It’s 7:30 on a Thursday night as I approach the front porch of Texas Tech music professor Christopher Smith. He leans back on his chair, banjo in hand and a glass of whiskey to his left.
We exchange helloes as the gravel crunches under my feet. The music fades to a halt and Smith takes a sip of his drink. He’s settling in for his nightly porch performance. It’s given him a daily routine and has become his way of connecting with his quiet neighborhood, Tech Terrace. But he doesn’t really remember when it started.
“Sometime in the before times,” he laughs. If his memory serves him correctly, he started the small, low-key community concerts around Spring Break. He was inspired during a morning walk, marveling at the silence of his neighborhood. No cars. Only the sounds of chirping birds. People attempting to self-isolate to the best of their ability. “I thought it would be good for my head and it might also be good for other people’s head to just hear some human sound.”
He plays the banjo, among other acoustic instruments—figuring it’s less intrusive than the noise leaf blowers make on his street.
Smith compares this period of time to 9/11, when the entire nation was dealing with a national trauma. People couldn’t travel. We shared feelings of loss, anxiety and fear—similar to today. “Having a little bit of a shape to the day,” he says, “it helps.” Having to be somewhere to do something, and people counting on him to do it, it gets him through this time of isolation.
As we talk a young man and woman walk towards Smith’s house. The woman lugs a wooden slab onto the grass and places a pair of tap shoes on top. The man takes a seat on the opposite end of the porch and unpacks his fiddle.
“Want to give it a go,” Smith asks.
The young man shrugs, “sure,” and the concert begins.
After a few minutes of playing a duet, Smith invites the young woman to begin tap dancing—which adds a new dimension to their performance.
As the trio performs, spectators slowly trickle into the creative space. One neighbor, Kris Olson, sets up a stool under the tree. She reveals a lanky wooden puppet and with a piece of wood wedged under her leg, lightly taps its small feet along with the tune—contributing to the music.
The number winds down. “I’ll tell you what I miss,” Smith says. “I miss hospitality…I miss feeding people.” He says it’s hard to feel connected right now without the act of cooking for guests.
This time of year, Smith and his wife would have been inviting his students into their home to celebrate the end of the year. It’s his students he worries about the most.

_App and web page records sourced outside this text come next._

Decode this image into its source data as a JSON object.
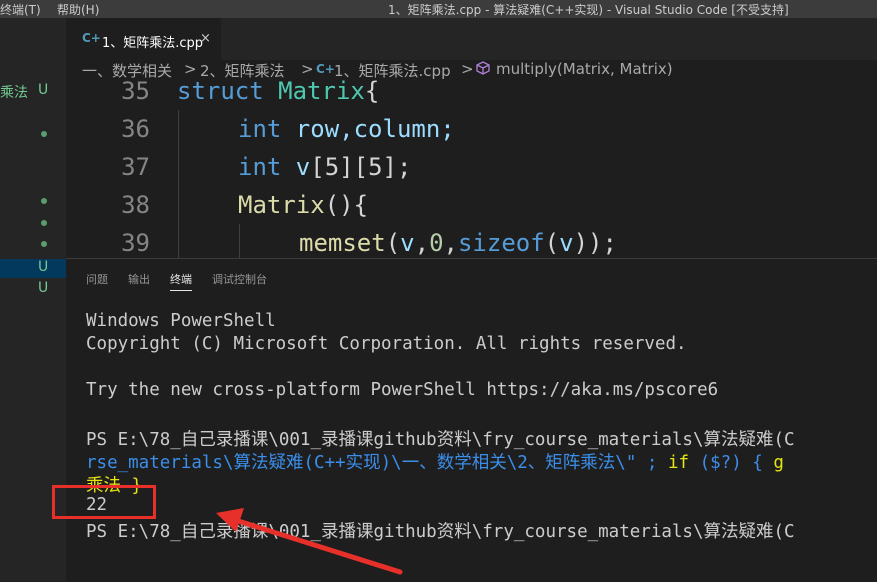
{
  "titlebar": {
    "menu_terminal": "终端(T)",
    "menu_help": "帮助(H)",
    "window_title": "1、矩阵乘法.cpp - 算法疑难(C++实现) - Visual Studio Code [不受支持]"
  },
  "sidebar": {
    "folder_label": "乘法",
    "folder_status": "U",
    "u_markers": [
      "U",
      "U"
    ]
  },
  "tab": {
    "icon_text": "C+",
    "label": "1、矩阵乘法.cpp",
    "close_glyph": "×"
  },
  "breadcrumb": {
    "part1": "一、数学相关",
    "part2": "2、矩阵乘法",
    "part3": "1、矩阵乘法.cpp",
    "part4": "multiply(Matrix, Matrix)",
    "separator": ">"
  },
  "editor": {
    "line_numbers": [
      "35",
      "36",
      "37",
      "38",
      "39"
    ],
    "line35": {
      "kw": "struct",
      "ty": "Matrix",
      "rest": "{"
    },
    "line36": {
      "kw": "int",
      "rest": " row,column;"
    },
    "line37": {
      "kw": "int",
      "va": " v",
      "rest": "[5][5];"
    },
    "line38": {
      "fn": "Matrix",
      "rest": "(){"
    },
    "line39": {
      "fn": "memset",
      "p1": "(",
      "va": "v",
      "p2": ",",
      "nu": "0",
      "p3": ",",
      "kw": "sizeof",
      "p4": "(",
      "va2": "v",
      "p5": "));"
    }
  },
  "panel": {
    "tabs": [
      "问题",
      "输出",
      "终端",
      "调试控制台"
    ],
    "active_tab": "终端"
  },
  "terminal": {
    "line1": "Windows PowerShell",
    "line2": "Copyright (C) Microsoft Corporation. All rights reserved.",
    "line3": "Try the new cross-platform PowerShell https://aka.ms/pscore6",
    "line4": "PS E:\\78_自己录播课\\001_录播课github资料\\fry_course_materials\\算法疑难(C",
    "line5_cyan": "rse_materials\\算法疑难(C++实现)\\一、数学相关\\2、矩阵乘法\\\" ; ",
    "line5_kw": "if",
    "line5_rest": " ($?) { ",
    "line5_yellow": "g",
    "line6": "乘法 }",
    "output": "22",
    "line8": "PS E:\\78_自己录播课\\001_录播课github资料\\fry_course_materials\\算法疑难(C"
  },
  "colors": {
    "annotation_red": "#e8302a",
    "u_green": "#73c991"
  }
}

He makes a point to stay virtually connected to them through zoom during the day, and shares this in-person connection with his neighbors at night.

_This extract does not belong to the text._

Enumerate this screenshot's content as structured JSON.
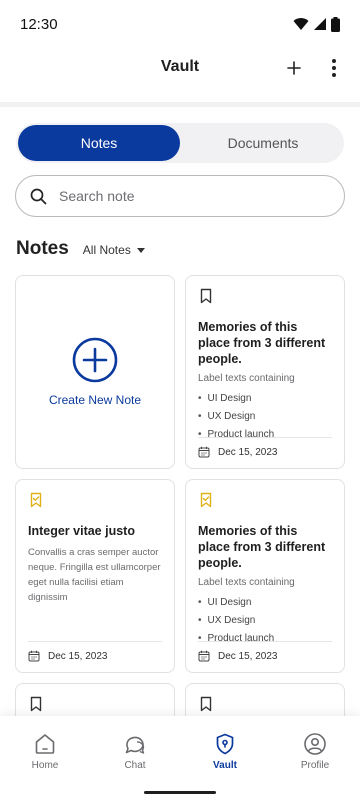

“It’s a little contribution… It’s mostly, for me,” he says. “I don’t remember what day of the week it is but I remember at 8 o’clock I have to be on the porch making some sort of coherent noise.”